Definition - What does Phencyclidine (PCP) mean?
Phencyclidine (PCP), is a drug which was initially intended to be used as a general anesthetic. Due to the effects of PCP, which can include euphoria, disconnection from the environment, sensory distortions, hallucinations, anxiety, paranoia, panic, and terror; it is now on the Schedule II Controlled substance list. This means that it has an extremely high risk of being abused and may cause harsh physical as well as psychological dependence. Some common street names for PCP are Angel Dust, Amoeba, Amp, Belladonna, Animal Trank, Zoom, Peace Pills, Boat, Sherm Sticks, Super Grass, STP, and Embalming Fluid.
WorkplaceTesting explains Phencyclidine (PCP)

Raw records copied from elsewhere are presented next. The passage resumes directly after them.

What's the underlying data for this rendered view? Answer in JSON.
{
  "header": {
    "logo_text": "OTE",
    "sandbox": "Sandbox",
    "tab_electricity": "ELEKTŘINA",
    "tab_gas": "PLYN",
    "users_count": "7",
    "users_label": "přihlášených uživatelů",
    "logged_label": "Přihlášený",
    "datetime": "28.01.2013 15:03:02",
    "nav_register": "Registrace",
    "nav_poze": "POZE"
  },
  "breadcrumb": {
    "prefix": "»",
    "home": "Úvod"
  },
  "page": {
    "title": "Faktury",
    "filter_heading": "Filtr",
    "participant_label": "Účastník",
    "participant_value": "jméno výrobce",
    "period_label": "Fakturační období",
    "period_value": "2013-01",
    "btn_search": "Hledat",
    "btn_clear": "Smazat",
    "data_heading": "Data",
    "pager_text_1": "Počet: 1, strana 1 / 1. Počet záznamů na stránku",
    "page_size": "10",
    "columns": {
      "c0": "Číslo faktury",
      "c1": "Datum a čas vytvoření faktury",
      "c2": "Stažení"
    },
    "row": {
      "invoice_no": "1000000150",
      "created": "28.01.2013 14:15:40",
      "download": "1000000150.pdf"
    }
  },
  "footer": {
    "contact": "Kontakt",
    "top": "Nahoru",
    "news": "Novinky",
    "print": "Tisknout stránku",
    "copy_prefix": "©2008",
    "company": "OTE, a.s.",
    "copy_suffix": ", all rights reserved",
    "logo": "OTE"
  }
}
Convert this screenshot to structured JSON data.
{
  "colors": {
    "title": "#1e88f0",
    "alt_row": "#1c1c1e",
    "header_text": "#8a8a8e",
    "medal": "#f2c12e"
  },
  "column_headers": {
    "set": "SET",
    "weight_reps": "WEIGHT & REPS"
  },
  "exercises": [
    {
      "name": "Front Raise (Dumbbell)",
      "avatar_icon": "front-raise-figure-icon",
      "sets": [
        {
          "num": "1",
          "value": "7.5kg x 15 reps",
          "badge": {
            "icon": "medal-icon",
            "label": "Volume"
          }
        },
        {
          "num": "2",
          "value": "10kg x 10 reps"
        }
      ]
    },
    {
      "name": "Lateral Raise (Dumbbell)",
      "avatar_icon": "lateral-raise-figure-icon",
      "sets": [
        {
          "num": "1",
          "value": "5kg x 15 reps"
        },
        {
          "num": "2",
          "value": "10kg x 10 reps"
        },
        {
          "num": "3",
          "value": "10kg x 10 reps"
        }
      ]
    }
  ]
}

Phencyclidine, better known as PCP, was originally developed in the 1950s and was used as a general anesthetic. However the side effects caused by this drug halted its use in the medical world in 1965. Small amounts of PCP continue to be produced in order to further research the effects of the drug.
PCP is highly abused and cause harsh psychological dependence. PCP works by interrupting the rectors for the neurotransmitters for glutamate and dopamine, which is why there are feelings of euphoria, loss of memory and emotions, and well as a perception of pain.
There are many health hazards that are also associated with the use of PCP such as memory loss, weight loss, depression and anxiety, violent behavior, and suicidal thoughts. PCP is thought to be one of the most dangerous drugs because of its many side affects and the unpredictability of the user while on the drug.
Because of its high rate of abuse and the dangerous nature of its effects, PCP is included on most drug tests.